Published : Wednesday, March 13, 2019 | 4:46 AM
Pasadena’s Arts and Culture Commission, which advises the city council on matters pertaining to the City’s arts and cultural program, will decide March 13, on a recommendation to approve a pair of on-site public sculptures for the mixed-use project proposed for 3200 East Foothill Boulevard.
Planning for the development is moving forward, even as detailed actions to remove toxins at the site remain to be finalized.
The sculptures are in fulfillment of the Public Art Requirement for the project that Pasadena Gateway, LLC, a division of Dallas-based Trammell Crow, Inc., is developing.
Rochelle Branch, manager, Cultural Affairs Division, Department of Planning and Community Development, is recommending approval of the selected artists, Ball-Nogues Studio in Los Angeles and Seattle-based artist Val Britton, along with their proposed artworks.

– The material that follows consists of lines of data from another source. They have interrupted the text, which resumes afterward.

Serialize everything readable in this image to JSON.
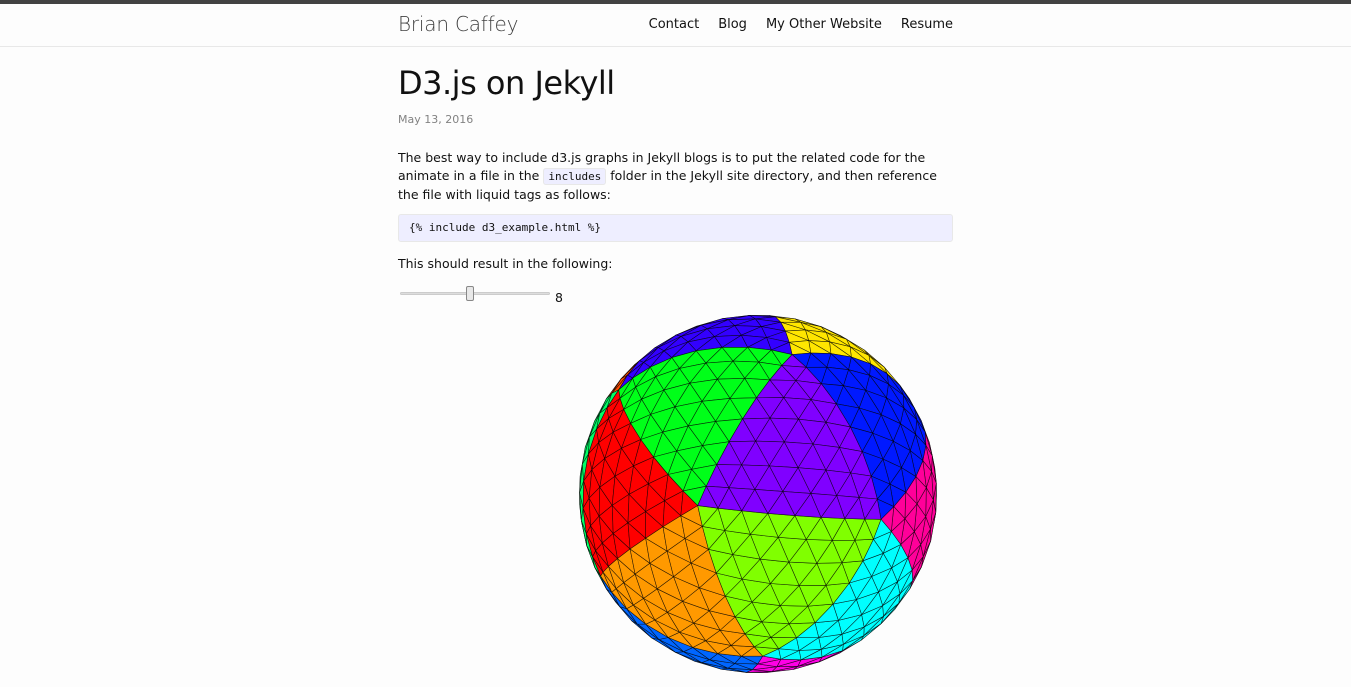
{
  "header": {
    "site_title": "Brian Caffey",
    "nav": [
      "Contact",
      "Blog",
      "My Other Website",
      "Resume"
    ]
  },
  "post": {
    "title": "D3.js on Jekyll",
    "date": "May 13, 2016",
    "para1_a": "The best way to include d3.js graphs in Jekyll blogs is to put the related code for the animate in a file in the ",
    "para1_code": "includes",
    "para1_b": " folder in the Jekyll site directory, and then reference the file with liquid tags as follows:",
    "code_block": "{% include d3_example.html %}",
    "para2": "This should result in the following:"
  },
  "slider": {
    "value": "8",
    "min": 1,
    "max": 16
  },
  "colors": {
    "accent_bar": "#424242",
    "code_bg": "#eeeeff"
  }
}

Branch’s staff report for the commission revealed that Ball-Nogues will build a tensioned metal membrane suspended sculptural installation, and Britton will mount a painted, layered metal-mounted sculpture.

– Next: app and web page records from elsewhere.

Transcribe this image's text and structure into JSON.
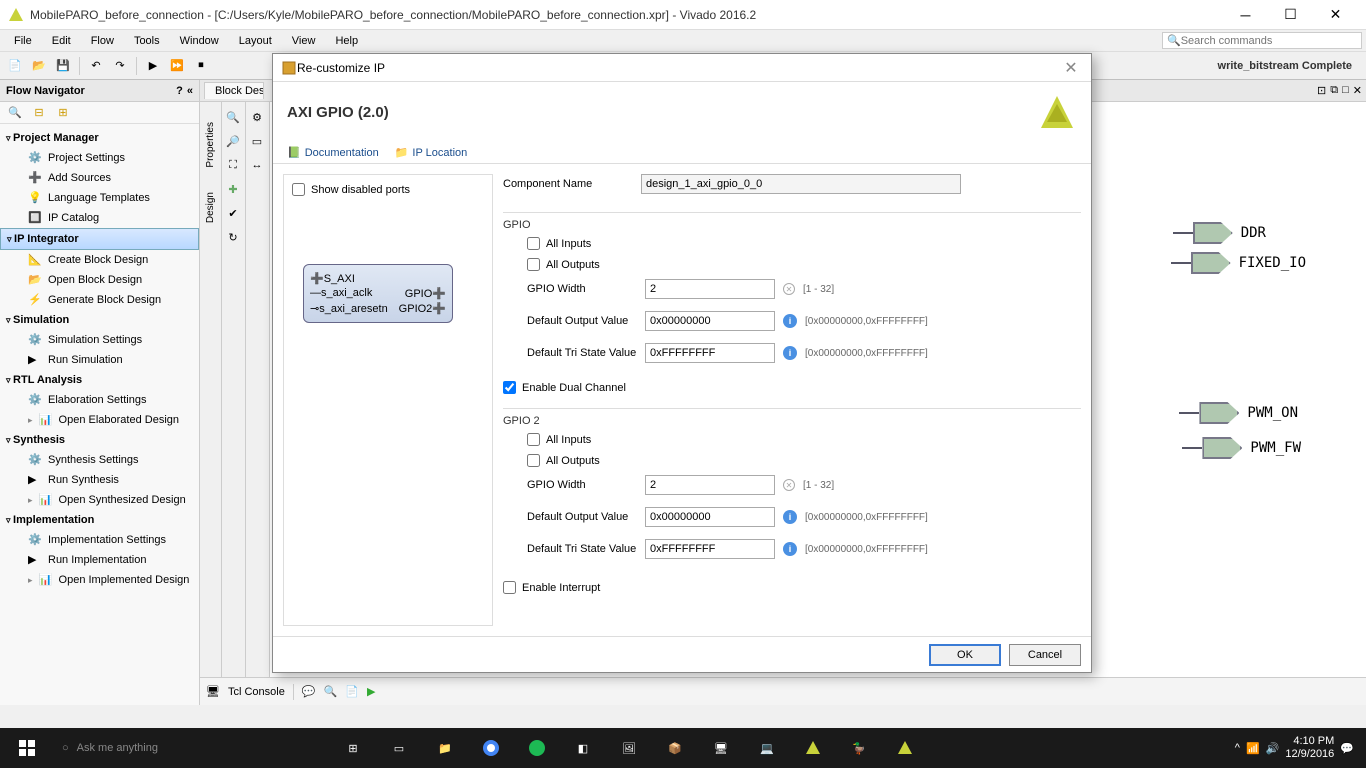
{
  "window": {
    "title": "MobilePARO_before_connection - [C:/Users/Kyle/MobilePARO_before_connection/MobilePARO_before_connection.xpr] - Vivado 2016.2",
    "search_placeholder": "Search commands"
  },
  "menu": {
    "items": [
      "File",
      "Edit",
      "Flow",
      "Tools",
      "Window",
      "Layout",
      "View",
      "Help"
    ]
  },
  "status": {
    "right": "write_bitstream Complete"
  },
  "flownav": {
    "title": "Flow Navigator",
    "sections": [
      {
        "name": "Project Manager",
        "open": true,
        "items": [
          "Project Settings",
          "Add Sources",
          "Language Templates",
          "IP Catalog"
        ]
      },
      {
        "name": "IP Integrator",
        "open": true,
        "sel": true,
        "items": [
          "Create Block Design",
          "Open Block Design",
          "Generate Block Design"
        ]
      },
      {
        "name": "Simulation",
        "open": true,
        "items": [
          "Simulation Settings",
          "Run Simulation"
        ]
      },
      {
        "name": "RTL Analysis",
        "open": true,
        "items": [
          "Elaboration Settings",
          "Open Elaborated Design"
        ]
      },
      {
        "name": "Synthesis",
        "open": true,
        "items": [
          "Synthesis Settings",
          "Run Synthesis",
          "Open Synthesized Design"
        ]
      },
      {
        "name": "Implementation",
        "open": true,
        "items": [
          "Implementation Settings",
          "Run Implementation",
          "Open Implemented Design"
        ]
      }
    ]
  },
  "center": {
    "tab": "Block Design",
    "vtabs": [
      "Properties",
      "Design"
    ],
    "ports": [
      "DDR",
      "FIXED_IO",
      "PWM_ON",
      "PWM_FW"
    ]
  },
  "console": {
    "tab": "Tcl Console"
  },
  "dialog": {
    "title": "Re-customize IP",
    "heading": "AXI GPIO (2.0)",
    "links": [
      "Documentation",
      "IP Location"
    ],
    "show_disabled": "Show disabled ports",
    "comp_name_label": "Component Name",
    "comp_name": "design_1_axi_gpio_0_0",
    "gpio": {
      "title": "GPIO",
      "all_inputs": "All Inputs",
      "all_outputs": "All Outputs",
      "width_label": "GPIO Width",
      "width": "2",
      "width_hint": "[1 - 32]",
      "dov_label": "Default Output Value",
      "dov": "0x00000000",
      "dov_hint": "[0x00000000,0xFFFFFFFF]",
      "dts_label": "Default Tri State Value",
      "dts": "0xFFFFFFFF",
      "dts_hint": "[0x00000000,0xFFFFFFFF]"
    },
    "dual_label": "Enable Dual Channel",
    "gpio2": {
      "title": "GPIO 2",
      "width": "2",
      "dov": "0x00000000",
      "dts": "0xFFFFFFFF"
    },
    "interrupt_label": "Enable Interrupt",
    "ip_preview": {
      "left": [
        "S_AXI",
        "s_axi_aclk",
        "s_axi_aresetn"
      ],
      "right": [
        "GPIO",
        "GPIO2"
      ]
    },
    "ok": "OK",
    "cancel": "Cancel"
  },
  "taskbar": {
    "cortana": "Ask me anything",
    "time": "4:10 PM",
    "date": "12/9/2016"
  }
}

The report said the selected artists are “of the highest artistic merit, sensitive to the City’s cultural diversity, and can contribute to the characteristics and unique expressions of Pasadena’s values.”
Their proposed art concepts also “encourage local artistic endeavors, public dialogue and interaction with art in public places,” the report said.
Branch added the concepts resulted from the artists’ research on the curatorial approach, the site’s history, its intended future uses, specific development goals.
To survey the historical elements remaining on the property, the developer engaged Pasadena Heritage and conservationist Jenna Snow.
That effort led to the identification of four on-site objects that needed preservation, or integration into the new development: a variable atmospheric tank, a torpedo monument, an old flagpole, and an anchor seal.
After discussions regarding Pasadena Gateway’s intention to preserve and integrate the historic elements into the new construction, a specific site for the artworks was finalized, and the selection process for the artists started.
Branch’s report showed that Now Art, the City’s public art consultant, reviewed about fifty artists in a multi-tiered selection process until Ball-Nogues and Britton were finally selected.
The Arts and Culture Commission’s meeting Wednesday begins at 5:30 p.m. at the Hale Building at 175 North Garfield Avenue.